Shares of AZO are up more than 60% since January 2011 as a result of this trend, doubling the market, but things have cooled off recently as new-car sales have improved. However, it is unlikely that the trend of driving older vehicles longer is going away, especially with a persistently high unemployment rate … and AutoZone’s reach with almost 4,700 locations means that it is at worst a stable player that won’t lose much ground.
AZO’s revenue has increased year-over-year every quarter for the past five fiscal years (that’s 20 quarters), as has its earnings per share, and it’s hard to argue with growth that consistent even if it isn’t always dramatic on a percentage basis. With a reasonable forward P/E ratio of 13 and the expectation that this growth will continue, AZO seems like a good bet even if shares are a bit on the costly side.

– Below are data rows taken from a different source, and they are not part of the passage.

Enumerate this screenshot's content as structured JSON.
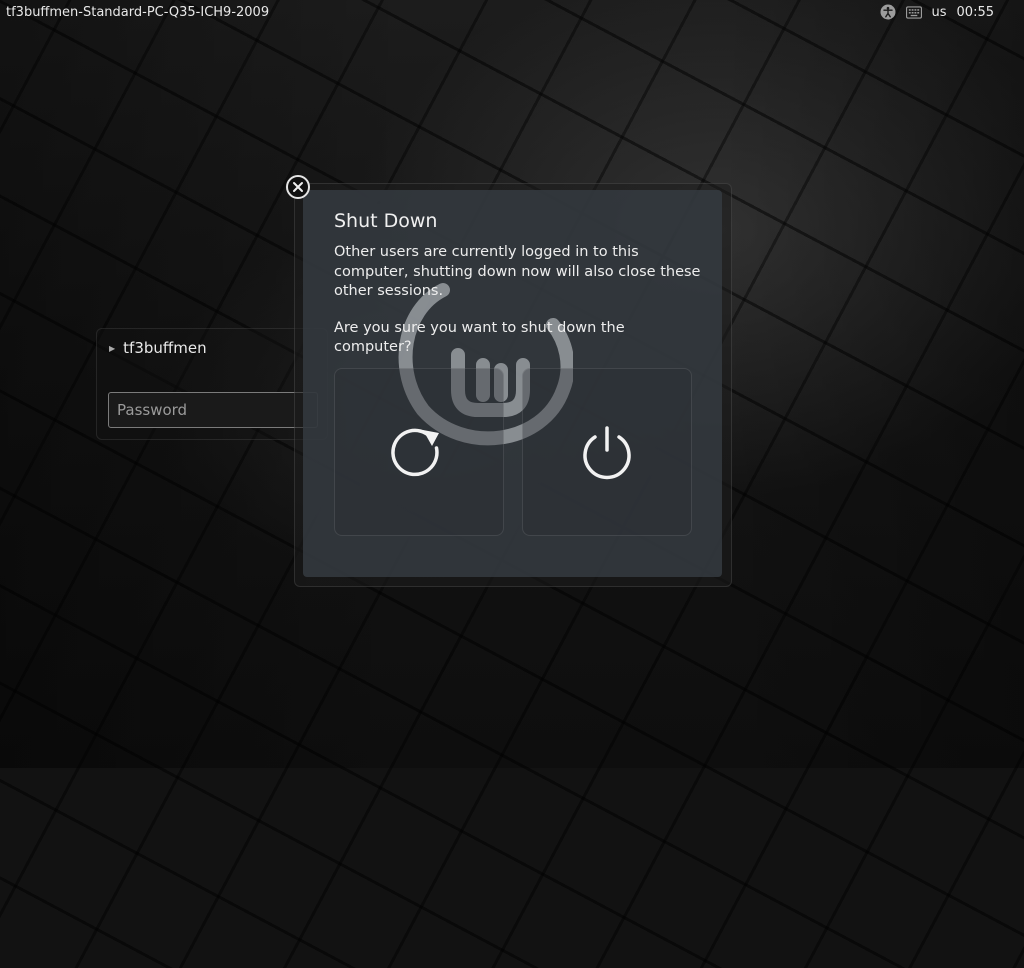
{
  "topbar": {
    "hostname": "tf3buffmen-Standard-PC-Q35-ICH9-2009",
    "keyboard_layout": "us",
    "clock": "00:55",
    "icons": [
      "accessibility-icon",
      "keyboard-icon"
    ]
  },
  "login": {
    "username": "tf3buffmen",
    "password_placeholder": "Password"
  },
  "dialog": {
    "title": "Shut Down",
    "message": "Other users are currently logged in to this computer, shutting down now will also close these other sessions.",
    "question": "Are you sure you want to shut down the computer?",
    "buttons": [
      {
        "name": "restart",
        "icon": "restart-icon"
      },
      {
        "name": "shutdown",
        "icon": "power-icon"
      }
    ]
  }
}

The company just reported earnings at the end of May, so don’t expect another report for a few months despite the current earnings drumbeat.
Priceline.com (PCLN) and its “Negotiator” William Shatner continue to win over investors and consumers alike. Shares are up about 45% year-to-date and up about 1,500% from the October 2008 lows to current prices above $900 a share.
Why the big growth even amid relatively troubled economic times? Well, because online travel has become the norm as bookings for hotels and flights moves increasingly to the Internet as travel agents get cut out of the picture — and that, coupled with consumers’ desire to shop around for deals, has made Priceline indispensable.
And don’t think that the Great Recession has meant growth has been hard to come by. Thanks to aggressive international expansion that now covers over 180 countries and territories, Priceline managed to improve revenues from fiscal 2009 to fiscal 2012 at an average annual rate of 40%, while earnings grew at a 60% rate!
That’s a heck of a performance for a tech company that is more than a decade old — a lifetime in Silicon Valley, and a period that has seen no shortage of imitators across the online travel space from Expedia (EXPE) to upstarts like Hipmunk. But Priceline continues to command a huge share of the pie … and the pie itself seems to keep growing.
That’s a bullish sign for investors, even if PCLN has already seen exponential growth during the past few years.
Priceline.com reports earnings Aug. 6.
Jeff Reeves is the editor of InvestorPlace.com and the author of “The Frugal Investor’s Guide to Finding Great Stocks.” Write him at firstname.lastname@example.org or follow him on Twitter via@JeffReevesIP. As of this writing, he did not own a position in any of the stocks named here.